Task description =>
Would you print the records below without changing anything?

Records from a data source:
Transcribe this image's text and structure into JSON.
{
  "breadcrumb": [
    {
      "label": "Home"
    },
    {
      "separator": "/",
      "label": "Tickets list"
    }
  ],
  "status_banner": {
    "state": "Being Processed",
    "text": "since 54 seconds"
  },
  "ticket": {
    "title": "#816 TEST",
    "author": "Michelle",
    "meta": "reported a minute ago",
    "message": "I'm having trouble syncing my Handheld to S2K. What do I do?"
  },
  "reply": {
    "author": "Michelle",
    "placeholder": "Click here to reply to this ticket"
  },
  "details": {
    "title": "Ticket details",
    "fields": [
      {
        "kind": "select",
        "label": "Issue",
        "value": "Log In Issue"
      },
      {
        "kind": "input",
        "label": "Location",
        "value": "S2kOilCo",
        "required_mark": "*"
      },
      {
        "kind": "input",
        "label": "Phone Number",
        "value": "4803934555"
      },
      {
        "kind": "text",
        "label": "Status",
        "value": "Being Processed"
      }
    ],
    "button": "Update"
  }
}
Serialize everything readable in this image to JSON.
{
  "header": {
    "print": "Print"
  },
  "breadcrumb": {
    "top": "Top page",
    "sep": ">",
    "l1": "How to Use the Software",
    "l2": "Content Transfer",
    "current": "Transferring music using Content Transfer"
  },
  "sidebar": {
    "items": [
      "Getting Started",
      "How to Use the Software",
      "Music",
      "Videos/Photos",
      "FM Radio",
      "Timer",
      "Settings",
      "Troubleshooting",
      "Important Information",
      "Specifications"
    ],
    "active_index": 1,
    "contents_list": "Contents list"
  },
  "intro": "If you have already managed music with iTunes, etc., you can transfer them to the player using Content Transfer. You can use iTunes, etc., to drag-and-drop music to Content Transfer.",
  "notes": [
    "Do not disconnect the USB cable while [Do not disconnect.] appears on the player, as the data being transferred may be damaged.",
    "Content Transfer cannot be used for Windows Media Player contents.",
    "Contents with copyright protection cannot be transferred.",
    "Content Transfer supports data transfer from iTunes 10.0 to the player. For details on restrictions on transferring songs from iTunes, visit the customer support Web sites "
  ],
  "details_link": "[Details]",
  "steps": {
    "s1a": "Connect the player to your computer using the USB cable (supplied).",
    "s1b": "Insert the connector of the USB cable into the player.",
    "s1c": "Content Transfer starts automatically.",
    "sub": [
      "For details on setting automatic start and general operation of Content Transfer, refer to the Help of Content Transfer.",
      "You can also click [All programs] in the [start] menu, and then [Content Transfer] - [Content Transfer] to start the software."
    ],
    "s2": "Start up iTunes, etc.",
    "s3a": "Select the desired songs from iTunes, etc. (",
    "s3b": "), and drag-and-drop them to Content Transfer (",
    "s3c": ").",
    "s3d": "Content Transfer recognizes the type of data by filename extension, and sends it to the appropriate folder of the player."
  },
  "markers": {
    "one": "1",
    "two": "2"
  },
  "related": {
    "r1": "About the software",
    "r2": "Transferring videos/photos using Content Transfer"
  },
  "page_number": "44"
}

Task solution =>
Transcribe this image's text and structure into JSON.
{
  "breadcrumb": [
    {
      "label": "Home"
    },
    {
      "separator": "/",
      "label": "Tickets list"
    }
  ],
  "status_banner": {
    "state": "Being Processed",
    "text": "since 54 seconds"
  },
  "ticket": {
    "title": "#816 TEST",
    "author": "Michelle",
    "meta": "reported a minute ago",
    "message": "I'm having trouble syncing my Handheld to S2K. What do I do?"
  },
  "reply": {
    "author": "Michelle",
    "placeholder": "Click here to reply to this ticket"
  },
  "details": {
    "title": "Ticket details",
    "fields": [
      {
        "kind": "select",
        "label": "Issue",
        "value": "Log In Issue"
      },
      {
        "kind": "input",
        "label": "Location",
        "value": "S2kOilCo",
        "required_mark": "*"
      },
      {
        "kind": "input",
        "label": "Phone Number",
        "value": "4803934555"
      },
      {
        "kind": "text",
        "label": "Status",
        "value": "Being Processed"
      }
    ],
    "button": "Update"
  }
}
Serialize everything readable in this image to JSON.
{
  "header": {
    "print": "Print"
  },
  "breadcrumb": {
    "top": "Top page",
    "sep": ">",
    "l1": "How to Use the Software",
    "l2": "Content Transfer",
    "current": "Transferring music using Content Transfer"
  },
  "sidebar": {
    "items": [
      "Getting Started",
      "How to Use the Software",
      "Music",
      "Videos/Photos",
      "FM Radio",
      "Timer",
      "Settings",
      "Troubleshooting",
      "Important Information",
      "Specifications"
    ],
    "active_index": 1,
    "contents_list": "Contents list"
  },
  "intro": "If you have already managed music with iTunes, etc., you can transfer them to the player using Content Transfer. You can use iTunes, etc., to drag-and-drop music to Content Transfer.",
  "notes": [
    "Do not disconnect the USB cable while [Do not disconnect.] appears on the player, as the data being transferred may be damaged.",
    "Content Transfer cannot be used for Windows Media Player contents.",
    "Contents with copyright protection cannot be transferred.",
    "Content Transfer supports data transfer from iTunes 10.0 to the player. For details on restrictions on transferring songs from iTunes, visit the customer support Web sites "
  ],
  "details_link": "[Details]",
  "steps": {
    "s1a": "Connect the player to your computer using the USB cable (supplied).",
    "s1b": "Insert the connector of the USB cable into the player.",
    "s1c": "Content Transfer starts automatically.",
    "sub": [
      "For details on setting automatic start and general operation of Content Transfer, refer to the Help of Content Transfer.",
      "You can also click [All programs] in the [start] menu, and then [Content Transfer] - [Content Transfer] to start the software."
    ],
    "s2": "Start up iTunes, etc.",
    "s3a": "Select the desired songs from iTunes, etc. (",
    "s3b": "), and drag-and-drop them to Content Transfer (",
    "s3c": ").",
    "s3d": "Content Transfer recognizes the type of data by filename extension, and sends it to the appropriate folder of the player."
  },
  "markers": {
    "one": "1",
    "two": "2"
  },
  "related": {
    "r1": "About the software",
    "r2": "Transferring videos/photos using Content Transfer"
  },
  "page_number": "44"
}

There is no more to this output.